(Available records Opens)
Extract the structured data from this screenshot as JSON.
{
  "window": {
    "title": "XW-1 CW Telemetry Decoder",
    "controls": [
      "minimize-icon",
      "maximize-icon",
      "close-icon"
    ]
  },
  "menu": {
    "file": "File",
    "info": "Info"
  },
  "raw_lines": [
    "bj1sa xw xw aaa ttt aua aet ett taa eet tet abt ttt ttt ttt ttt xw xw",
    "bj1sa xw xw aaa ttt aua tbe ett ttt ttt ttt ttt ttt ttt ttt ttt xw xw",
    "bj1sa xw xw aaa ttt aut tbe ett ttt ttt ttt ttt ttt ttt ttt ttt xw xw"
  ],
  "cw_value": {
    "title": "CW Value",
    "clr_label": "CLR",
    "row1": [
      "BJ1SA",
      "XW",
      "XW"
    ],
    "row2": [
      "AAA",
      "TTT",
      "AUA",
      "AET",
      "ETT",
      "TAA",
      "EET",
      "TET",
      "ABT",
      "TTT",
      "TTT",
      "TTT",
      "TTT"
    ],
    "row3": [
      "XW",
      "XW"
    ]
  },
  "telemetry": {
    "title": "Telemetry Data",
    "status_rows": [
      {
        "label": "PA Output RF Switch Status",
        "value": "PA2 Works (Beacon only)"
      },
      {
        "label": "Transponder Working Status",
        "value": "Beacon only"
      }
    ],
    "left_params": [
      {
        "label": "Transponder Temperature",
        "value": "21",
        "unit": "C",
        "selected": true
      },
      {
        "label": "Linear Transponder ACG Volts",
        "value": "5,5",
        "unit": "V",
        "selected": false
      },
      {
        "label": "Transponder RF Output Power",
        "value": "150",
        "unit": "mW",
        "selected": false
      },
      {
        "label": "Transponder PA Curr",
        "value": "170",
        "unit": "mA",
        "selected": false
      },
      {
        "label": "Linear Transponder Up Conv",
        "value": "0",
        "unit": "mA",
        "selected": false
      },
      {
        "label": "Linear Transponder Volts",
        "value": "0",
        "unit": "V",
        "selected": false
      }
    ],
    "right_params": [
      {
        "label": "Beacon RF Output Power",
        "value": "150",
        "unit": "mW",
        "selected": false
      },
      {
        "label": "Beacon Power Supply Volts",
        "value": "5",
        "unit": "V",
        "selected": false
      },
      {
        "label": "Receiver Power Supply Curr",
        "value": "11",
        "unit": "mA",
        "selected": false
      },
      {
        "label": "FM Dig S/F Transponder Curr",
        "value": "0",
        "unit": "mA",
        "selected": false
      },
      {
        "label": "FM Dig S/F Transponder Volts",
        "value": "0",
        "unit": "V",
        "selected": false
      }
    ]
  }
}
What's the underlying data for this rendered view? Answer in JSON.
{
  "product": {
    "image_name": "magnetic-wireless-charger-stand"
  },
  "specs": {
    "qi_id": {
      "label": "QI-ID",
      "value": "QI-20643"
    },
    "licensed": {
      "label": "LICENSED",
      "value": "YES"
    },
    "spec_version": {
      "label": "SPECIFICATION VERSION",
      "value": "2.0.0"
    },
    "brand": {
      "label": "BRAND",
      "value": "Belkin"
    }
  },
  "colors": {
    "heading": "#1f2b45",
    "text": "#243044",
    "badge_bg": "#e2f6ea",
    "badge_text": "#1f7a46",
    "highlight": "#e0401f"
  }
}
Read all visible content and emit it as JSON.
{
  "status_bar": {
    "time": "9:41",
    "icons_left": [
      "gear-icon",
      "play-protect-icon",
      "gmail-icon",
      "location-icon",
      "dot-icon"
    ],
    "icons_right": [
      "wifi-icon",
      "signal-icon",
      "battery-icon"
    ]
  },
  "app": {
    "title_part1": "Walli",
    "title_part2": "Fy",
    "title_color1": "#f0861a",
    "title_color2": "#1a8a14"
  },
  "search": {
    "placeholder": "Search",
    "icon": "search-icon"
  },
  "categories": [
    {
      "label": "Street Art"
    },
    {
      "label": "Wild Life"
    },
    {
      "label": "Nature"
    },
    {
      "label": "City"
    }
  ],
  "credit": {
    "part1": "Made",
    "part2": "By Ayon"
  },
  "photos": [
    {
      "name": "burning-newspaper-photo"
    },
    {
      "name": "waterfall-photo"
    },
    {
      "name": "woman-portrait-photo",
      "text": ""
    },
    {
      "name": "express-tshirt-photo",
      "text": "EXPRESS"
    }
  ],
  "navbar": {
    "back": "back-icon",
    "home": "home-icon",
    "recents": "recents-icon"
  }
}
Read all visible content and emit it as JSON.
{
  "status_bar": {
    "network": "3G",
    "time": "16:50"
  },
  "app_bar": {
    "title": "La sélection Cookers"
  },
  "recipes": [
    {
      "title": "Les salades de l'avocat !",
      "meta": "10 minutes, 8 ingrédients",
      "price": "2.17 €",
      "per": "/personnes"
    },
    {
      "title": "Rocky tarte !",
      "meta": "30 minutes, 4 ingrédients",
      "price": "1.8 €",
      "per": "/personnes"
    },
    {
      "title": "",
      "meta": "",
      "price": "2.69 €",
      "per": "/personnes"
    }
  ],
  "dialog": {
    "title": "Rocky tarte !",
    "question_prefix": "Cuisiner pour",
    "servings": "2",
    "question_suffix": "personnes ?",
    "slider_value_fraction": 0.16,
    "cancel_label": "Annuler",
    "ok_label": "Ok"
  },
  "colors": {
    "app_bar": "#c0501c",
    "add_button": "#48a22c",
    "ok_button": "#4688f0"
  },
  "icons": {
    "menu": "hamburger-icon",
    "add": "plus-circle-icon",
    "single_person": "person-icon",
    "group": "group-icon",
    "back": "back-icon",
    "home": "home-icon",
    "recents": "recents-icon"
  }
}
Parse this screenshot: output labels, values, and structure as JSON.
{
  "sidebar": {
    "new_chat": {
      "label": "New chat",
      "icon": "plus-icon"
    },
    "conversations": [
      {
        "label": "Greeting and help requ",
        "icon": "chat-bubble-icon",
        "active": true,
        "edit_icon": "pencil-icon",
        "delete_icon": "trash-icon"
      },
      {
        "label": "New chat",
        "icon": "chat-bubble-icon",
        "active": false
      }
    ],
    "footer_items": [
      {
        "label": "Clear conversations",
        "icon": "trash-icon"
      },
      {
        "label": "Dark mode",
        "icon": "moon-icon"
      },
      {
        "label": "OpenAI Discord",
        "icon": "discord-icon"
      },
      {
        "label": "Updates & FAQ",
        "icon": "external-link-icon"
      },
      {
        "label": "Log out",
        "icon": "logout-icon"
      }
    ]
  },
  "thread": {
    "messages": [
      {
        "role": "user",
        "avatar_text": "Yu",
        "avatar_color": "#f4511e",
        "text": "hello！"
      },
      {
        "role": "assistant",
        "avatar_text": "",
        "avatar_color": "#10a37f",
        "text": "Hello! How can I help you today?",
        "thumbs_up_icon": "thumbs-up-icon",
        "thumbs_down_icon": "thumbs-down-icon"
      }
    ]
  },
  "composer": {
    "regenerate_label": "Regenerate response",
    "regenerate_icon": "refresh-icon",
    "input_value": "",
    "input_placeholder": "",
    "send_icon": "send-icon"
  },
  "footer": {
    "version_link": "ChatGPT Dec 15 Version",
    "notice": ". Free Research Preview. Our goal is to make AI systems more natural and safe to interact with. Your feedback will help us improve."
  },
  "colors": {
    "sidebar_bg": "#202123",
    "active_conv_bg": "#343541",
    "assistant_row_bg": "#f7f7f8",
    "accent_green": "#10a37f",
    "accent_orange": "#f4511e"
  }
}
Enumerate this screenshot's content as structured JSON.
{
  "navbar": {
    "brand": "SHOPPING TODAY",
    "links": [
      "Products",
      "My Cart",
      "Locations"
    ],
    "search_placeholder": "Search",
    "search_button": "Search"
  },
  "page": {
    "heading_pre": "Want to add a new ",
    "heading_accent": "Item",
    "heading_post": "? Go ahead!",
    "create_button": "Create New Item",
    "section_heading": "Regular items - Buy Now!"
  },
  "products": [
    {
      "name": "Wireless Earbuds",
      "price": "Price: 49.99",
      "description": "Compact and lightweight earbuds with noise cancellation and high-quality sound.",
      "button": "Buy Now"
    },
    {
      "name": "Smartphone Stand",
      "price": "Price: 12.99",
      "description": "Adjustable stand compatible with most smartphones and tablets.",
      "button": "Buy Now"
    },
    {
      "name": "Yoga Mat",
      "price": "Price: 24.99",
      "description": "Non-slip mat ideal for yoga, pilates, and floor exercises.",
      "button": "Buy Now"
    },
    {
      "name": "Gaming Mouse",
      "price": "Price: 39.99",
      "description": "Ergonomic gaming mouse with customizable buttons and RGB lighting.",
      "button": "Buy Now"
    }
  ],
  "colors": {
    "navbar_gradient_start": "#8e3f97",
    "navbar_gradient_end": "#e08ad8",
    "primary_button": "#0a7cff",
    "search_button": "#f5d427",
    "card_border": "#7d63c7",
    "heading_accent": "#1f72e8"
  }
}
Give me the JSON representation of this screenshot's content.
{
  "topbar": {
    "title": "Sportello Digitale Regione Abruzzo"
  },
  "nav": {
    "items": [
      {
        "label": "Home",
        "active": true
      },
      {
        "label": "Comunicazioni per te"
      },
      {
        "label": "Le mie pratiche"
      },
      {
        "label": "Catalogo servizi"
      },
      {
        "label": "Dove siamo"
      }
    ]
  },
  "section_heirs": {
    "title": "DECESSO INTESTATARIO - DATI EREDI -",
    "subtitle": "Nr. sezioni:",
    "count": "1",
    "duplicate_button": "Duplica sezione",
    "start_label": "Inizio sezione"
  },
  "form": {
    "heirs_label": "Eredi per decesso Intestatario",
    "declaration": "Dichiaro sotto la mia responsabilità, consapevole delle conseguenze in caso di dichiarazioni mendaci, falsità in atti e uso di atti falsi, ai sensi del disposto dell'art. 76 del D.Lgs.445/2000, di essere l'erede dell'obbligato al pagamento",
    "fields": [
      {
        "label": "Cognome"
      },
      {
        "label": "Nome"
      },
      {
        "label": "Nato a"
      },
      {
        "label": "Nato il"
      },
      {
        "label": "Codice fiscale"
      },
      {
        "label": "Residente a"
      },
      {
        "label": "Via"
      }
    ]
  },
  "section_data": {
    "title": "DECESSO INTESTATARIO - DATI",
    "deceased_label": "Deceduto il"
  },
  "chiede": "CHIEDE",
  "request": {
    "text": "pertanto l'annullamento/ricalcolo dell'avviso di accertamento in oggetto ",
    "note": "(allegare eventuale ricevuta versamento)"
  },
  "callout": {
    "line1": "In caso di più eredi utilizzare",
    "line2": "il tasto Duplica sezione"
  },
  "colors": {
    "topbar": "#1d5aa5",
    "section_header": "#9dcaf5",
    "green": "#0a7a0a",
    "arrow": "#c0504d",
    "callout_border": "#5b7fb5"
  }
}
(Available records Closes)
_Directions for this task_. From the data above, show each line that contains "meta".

_Response area_.
      "meta": "10 minutes, 8 ingrédients",
      "meta": "30 minutes, 4 ingrédients",
      "meta": "",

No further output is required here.